A manager once wrote:
“I manage a four-person team. One of my staff members is incredibly hard to work with. She’s negative,
combative and resistant to feedback and direction and doesn’t get along with the rest of the team. But
her work is good and so I don’t have grounds for letting her go. What’s the best way to approach
managing a high performer who’s bad on “soft skills”?”
Here are tips to deal with problem employees.
Use your Judgement
Problem behaviour issues could range from minor matters such as poor timekeeping to work related
problems such as being rude to colleagues, anger management issues, shouting and yelling at
customers, bullying and harassment. It is better to use your judgement in handling such cases. There is
no one-size- fits-all kind of a solution. Get to the root cause of the matter before looking for a solution.
Do not jump to conclusions
When a problem appears, it is prudent to get a complete or a 360-degree view of the matter. For
example, it might make sense to speak to the problem employee’s peers, subordinates, clients and
customers before jumping to any conclusions and making a decision. Sometimes the truth could be
stranger than fiction. Things are never what they appear to be. There could be an illness, stress, death,
a divorce, bullying, harassment or a major upheaval in the employee’s life, both within and outside the
workplace that might be causing the bad behaviour. It is therefore very important not to make any
assumptions, particularly if the employee’s behaviour is out of character.
Do not deal with matters in Anger
It is said that once words are spoken, they can never be recalled. If an angry situation is created, it is
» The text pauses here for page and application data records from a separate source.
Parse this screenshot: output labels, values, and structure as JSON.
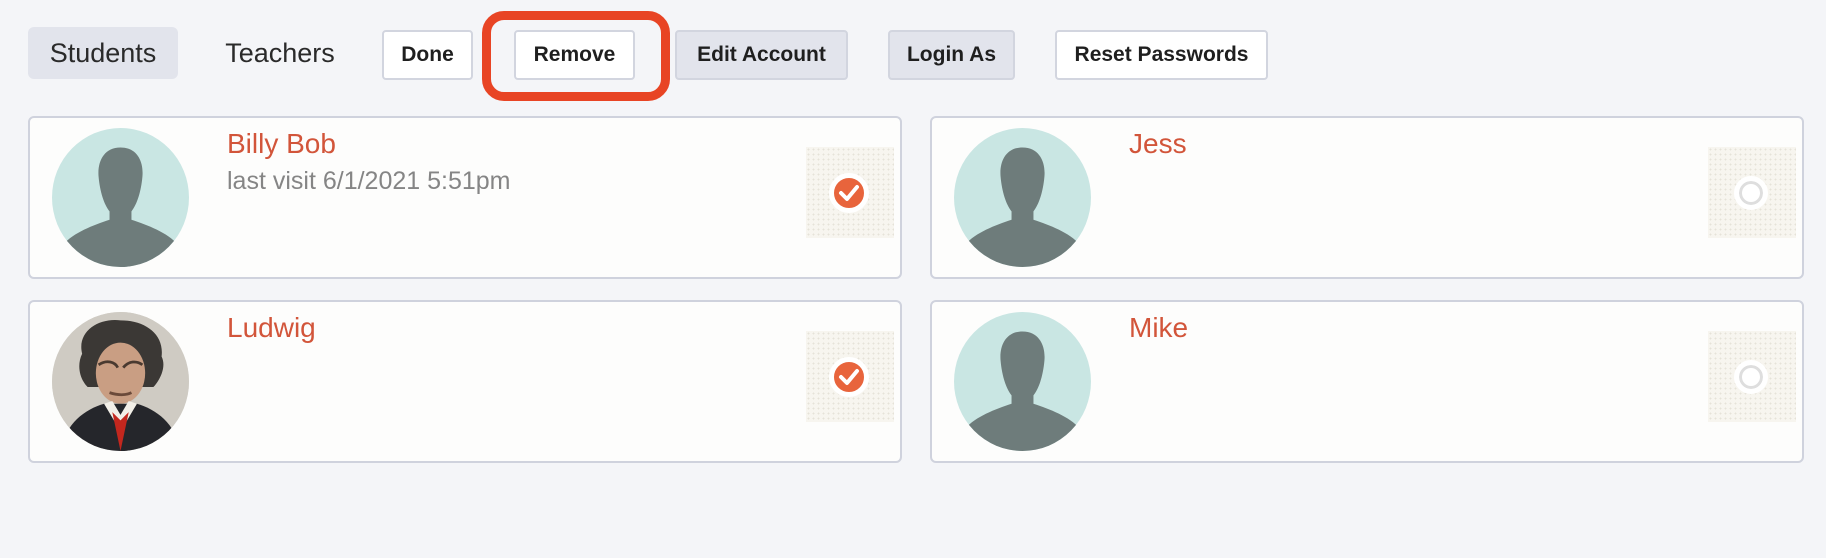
{
  "toolbar": {
    "tabs": [
      {
        "label": "Students",
        "active": true
      },
      {
        "label": "Teachers",
        "active": false
      }
    ],
    "buttons": {
      "done": "Done",
      "remove": "Remove",
      "edit_account": "Edit Account",
      "login_as": "Login As",
      "reset_passwords": "Reset Passwords"
    },
    "highlighted_button": "remove"
  },
  "students": [
    {
      "name": "Billy Bob",
      "last_visit": "last visit 6/1/2021 5:51pm",
      "avatar": "silhouette-icon",
      "selected": true
    },
    {
      "name": "Jess",
      "last_visit": "",
      "avatar": "silhouette-icon",
      "selected": false
    },
    {
      "name": "Ludwig",
      "last_visit": "",
      "avatar": "portrait-photo",
      "selected": true
    },
    {
      "name": "Mike",
      "last_visit": "",
      "avatar": "silhouette-icon",
      "selected": false
    }
  ],
  "colors": {
    "accent": "#d2553a",
    "check": "#e8643c",
    "highlight": "#e84424",
    "avatar_bg": "#c9e6e3",
    "silhouette": "#6e7c7b"
  }
}
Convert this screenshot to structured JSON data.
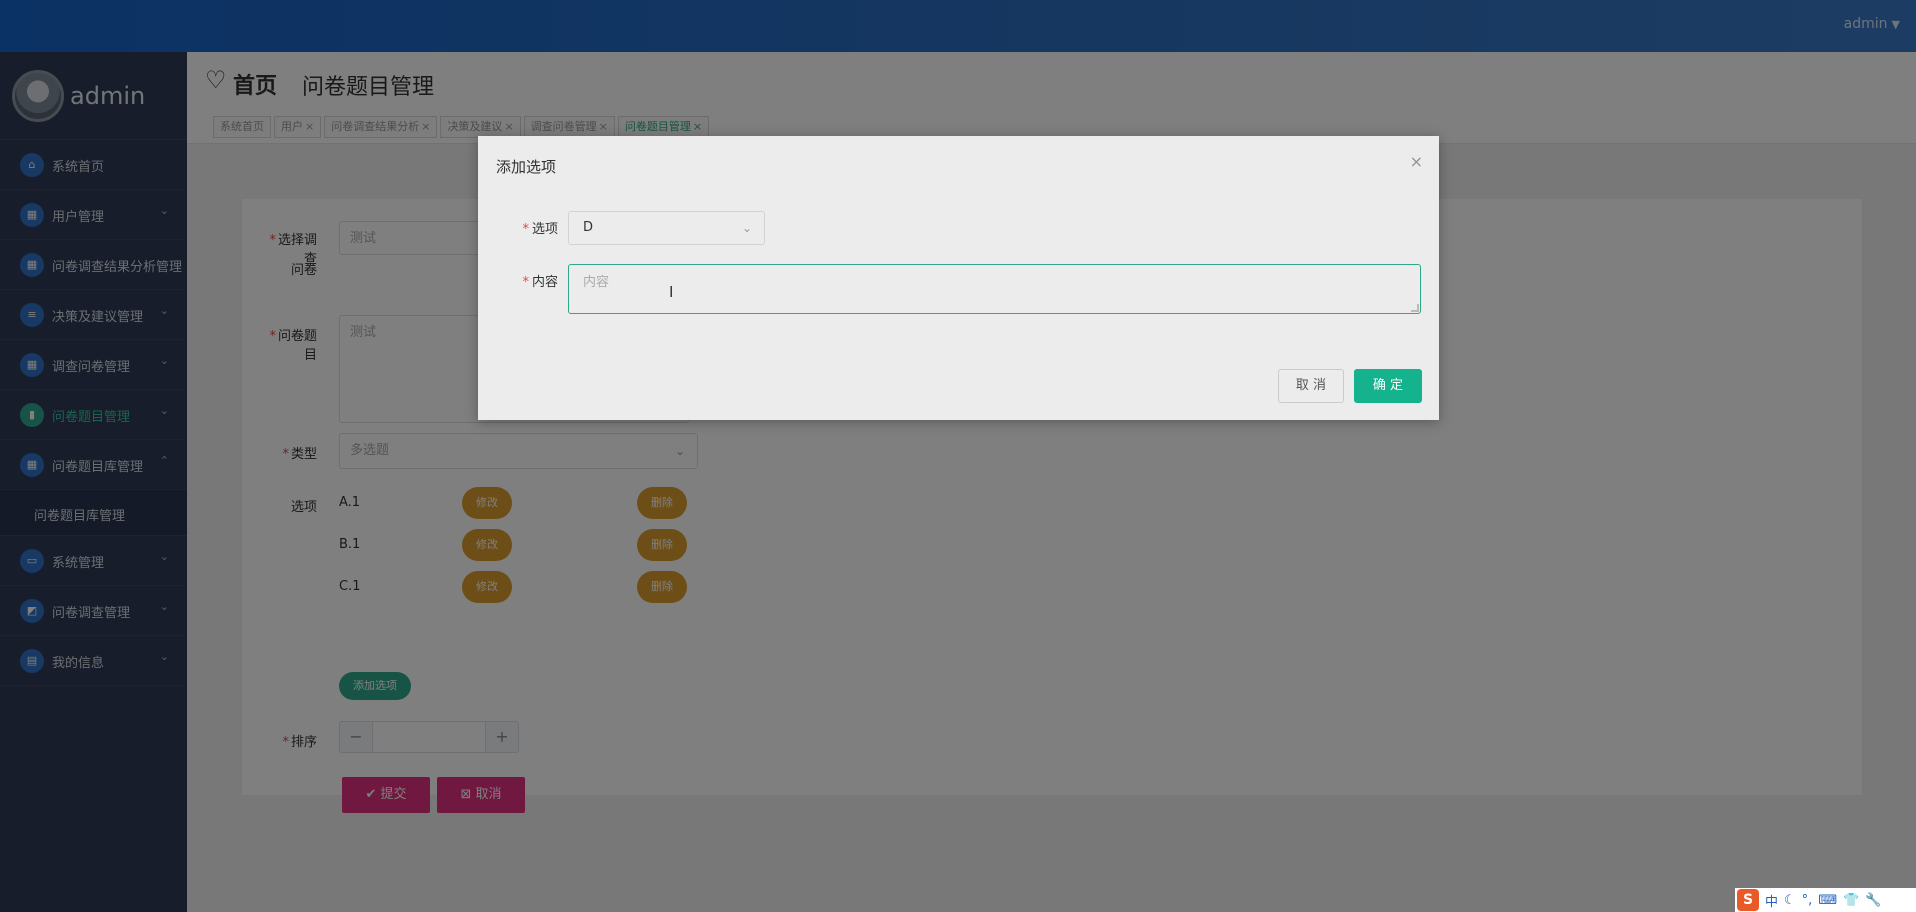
{
  "topbar": {
    "user": "admin",
    "caret": "▼"
  },
  "sidebar": {
    "brand": "admin",
    "items": [
      {
        "label": "系统首页",
        "icon": "home-icon",
        "glyph": "⌂",
        "arrow": ""
      },
      {
        "label": "用户管理",
        "icon": "grid-icon",
        "glyph": "▦",
        "arrow": "⌄"
      },
      {
        "label": "问卷调查结果分析管理",
        "icon": "grid-icon",
        "glyph": "▦",
        "arrow": ""
      },
      {
        "label": "决策及建议管理",
        "icon": "sliders-icon",
        "glyph": "≡",
        "arrow": "⌄"
      },
      {
        "label": "调查问卷管理",
        "icon": "grid-icon",
        "glyph": "▦",
        "arrow": "⌄"
      },
      {
        "label": "问卷题目管理",
        "icon": "book-icon",
        "glyph": "▮",
        "arrow": "⌄"
      },
      {
        "label": "问卷题目库管理",
        "icon": "grid-icon",
        "glyph": "▦",
        "arrow": "⌃"
      }
    ],
    "subitem": "问卷题目库管理",
    "items2": [
      {
        "label": "系统管理",
        "icon": "monitor-icon",
        "glyph": "▭",
        "arrow": "⌄"
      },
      {
        "label": "问卷调查管理",
        "icon": "inbox-icon",
        "glyph": "◩",
        "arrow": "⌄"
      },
      {
        "label": "我的信息",
        "icon": "card-icon",
        "glyph": "▤",
        "arrow": "⌄"
      }
    ]
  },
  "header": {
    "home": "首页",
    "title": "问卷题目管理",
    "tabs": [
      {
        "label": "系统首页",
        "close": ""
      },
      {
        "label": "用户",
        "close": "×"
      },
      {
        "label": "问卷调查结果分析",
        "close": "×"
      },
      {
        "label": "决策及建议",
        "close": "×"
      },
      {
        "label": "调查问卷管理",
        "close": "×"
      },
      {
        "label": "问卷题目管理",
        "close": "×"
      }
    ]
  },
  "form": {
    "survey_label_1": "选择调查",
    "survey_label_2": "问卷",
    "survey_value": "测试",
    "question_label": "问卷题目",
    "question_value": "测试",
    "type_label": "类型",
    "type_value": "多选题",
    "options_label": "选项",
    "options": [
      {
        "text": "A.1",
        "edit": "修改",
        "del": "删除"
      },
      {
        "text": "B.1",
        "edit": "修改",
        "del": "删除"
      },
      {
        "text": "C.1",
        "edit": "修改",
        "del": "删除"
      }
    ],
    "add_option": "添加选项",
    "sort_label": "排序",
    "minus": "−",
    "plus": "+",
    "submit": "✔ 提交",
    "cancel": "⊠ 取消"
  },
  "dialog": {
    "title": "添加选项",
    "close": "×",
    "option_label": "选项",
    "option_value": "D",
    "content_label": "内容",
    "content_placeholder": "内容",
    "cancel": "取 消",
    "confirm": "确 定"
  },
  "tray": [
    "中",
    "☾",
    "°,",
    "⌨",
    "👕",
    "🔧"
  ],
  "colors": {
    "accent": "#2ea88a",
    "primary": "#14b38d",
    "sidebar": "#2e3a55",
    "topbar": "#1764c9",
    "pink": "#e0307f",
    "orange": "#d99c2c"
  }
}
better to take a deep breath and step away from the scene. Do whatever it takes to get hold of your
emotions. Take a walk around the block, talk to a friend and get it out of your system or have a cup of
coffee. Once things settle down and some time has passed, it would make sense to look for a solution
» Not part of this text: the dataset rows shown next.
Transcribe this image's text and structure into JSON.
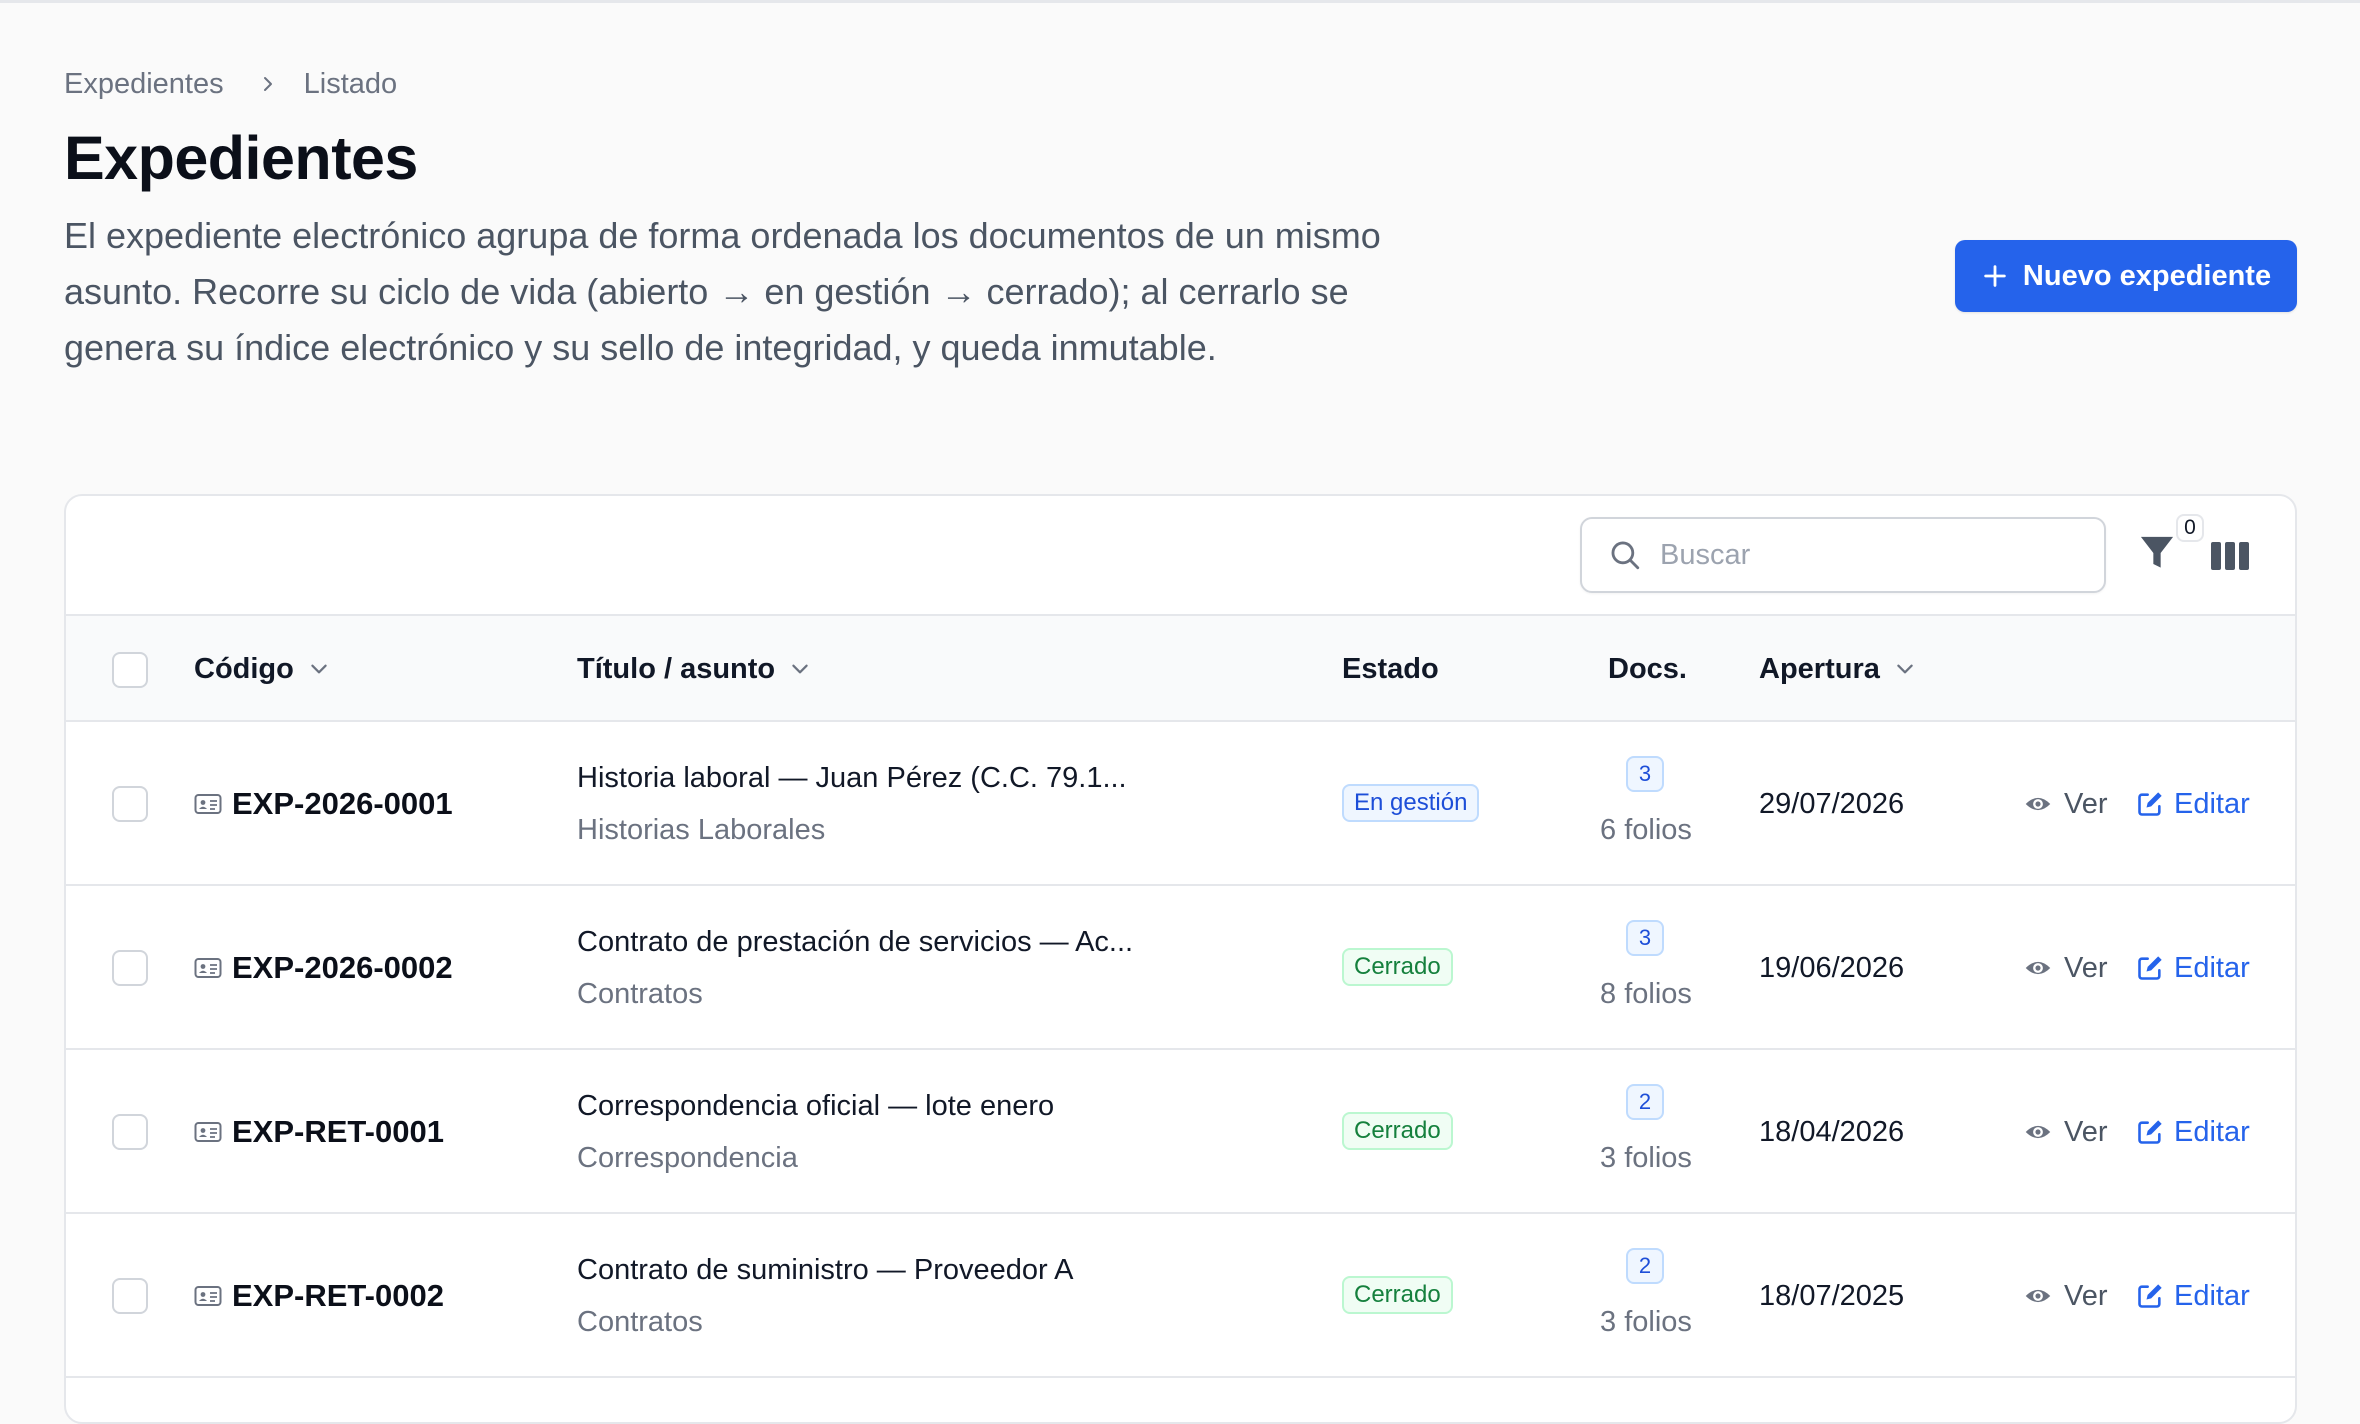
{
  "breadcrumb": {
    "parent": "Expedientes",
    "current": "Listado"
  },
  "page": {
    "title": "Expedientes",
    "description": "El expediente electrónico agrupa de forma ordenada los documentos de un mismo asunto. Recorre su ciclo de vida (abierto → en gestión → cerrado); al cerrarlo se genera su índice electrónico y su sello de integridad, y queda inmutable."
  },
  "actions": {
    "new_label": "Nuevo expediente"
  },
  "toolbar": {
    "search_placeholder": "Buscar",
    "filter_count": "0"
  },
  "table": {
    "headers": {
      "code": "Código",
      "title": "Título / asunto",
      "status": "Estado",
      "docs": "Docs.",
      "opened": "Apertura"
    },
    "view_label": "Ver",
    "edit_label": "Editar",
    "rows": [
      {
        "code": "EXP-2026-0001",
        "title": "Historia laboral — Juan Pérez (C.C. 79.1...",
        "series": "Historias Laborales",
        "status": "En gestión",
        "status_kind": "gestion",
        "docs": "3",
        "folios": "6 folios",
        "opened": "29/07/2026"
      },
      {
        "code": "EXP-2026-0002",
        "title": "Contrato de prestación de servicios — Ac...",
        "series": "Contratos",
        "status": "Cerrado",
        "status_kind": "cerrado",
        "docs": "3",
        "folios": "8 folios",
        "opened": "19/06/2026"
      },
      {
        "code": "EXP-RET-0001",
        "title": "Correspondencia oficial — lote enero",
        "series": "Correspondencia",
        "status": "Cerrado",
        "status_kind": "cerrado",
        "docs": "2",
        "folios": "3 folios",
        "opened": "18/04/2026"
      },
      {
        "code": "EXP-RET-0002",
        "title": "Contrato de suministro — Proveedor A",
        "series": "Contratos",
        "status": "Cerrado",
        "status_kind": "cerrado",
        "docs": "2",
        "folios": "3 folios",
        "opened": "18/07/2025"
      }
    ]
  },
  "colors": {
    "primary": "#2563eb",
    "status_gestion": "#1d4ed8",
    "status_cerrado": "#15803d",
    "border": "#e5e7eb"
  },
  "icons": {
    "breadcrumb_separator": "chevron-right-icon",
    "new": "plus-icon",
    "search": "search-icon",
    "filter": "funnel-icon",
    "columns": "columns-icon",
    "sort": "chevron-down-icon",
    "code": "id-card-icon",
    "view": "eye-icon",
    "edit": "pencil-square-icon"
  }
}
and deal with the matter. Anger heightens emotions. Calmness gives one the ability to look at things in
an objective and professional manner. In extreme cases, it even makes one wonder what the fuss and
anger was all about.
Confront the matter head-on
By putting your head in the sand or closing your eyes, you cannot hope for the problem to go away or
sort itself out automatically. Deal with the matter head-on. Do not procrastinate and make the matter
even worse than it was before. It could also have damaging repercussions on the employee, the team or
even the company at large. Affecting the morale of the team, causing friction, pushing good employees
away and reducing the quality of work are not things that you want to see happening.
Rely on factual information and direct observations rather than hearsay, vague generalizations and
Be professional, clear-headed and unemotional while dealing with problem situations or problem
employees. This kind of behaviour on your part would go a long way in gaining the respect of your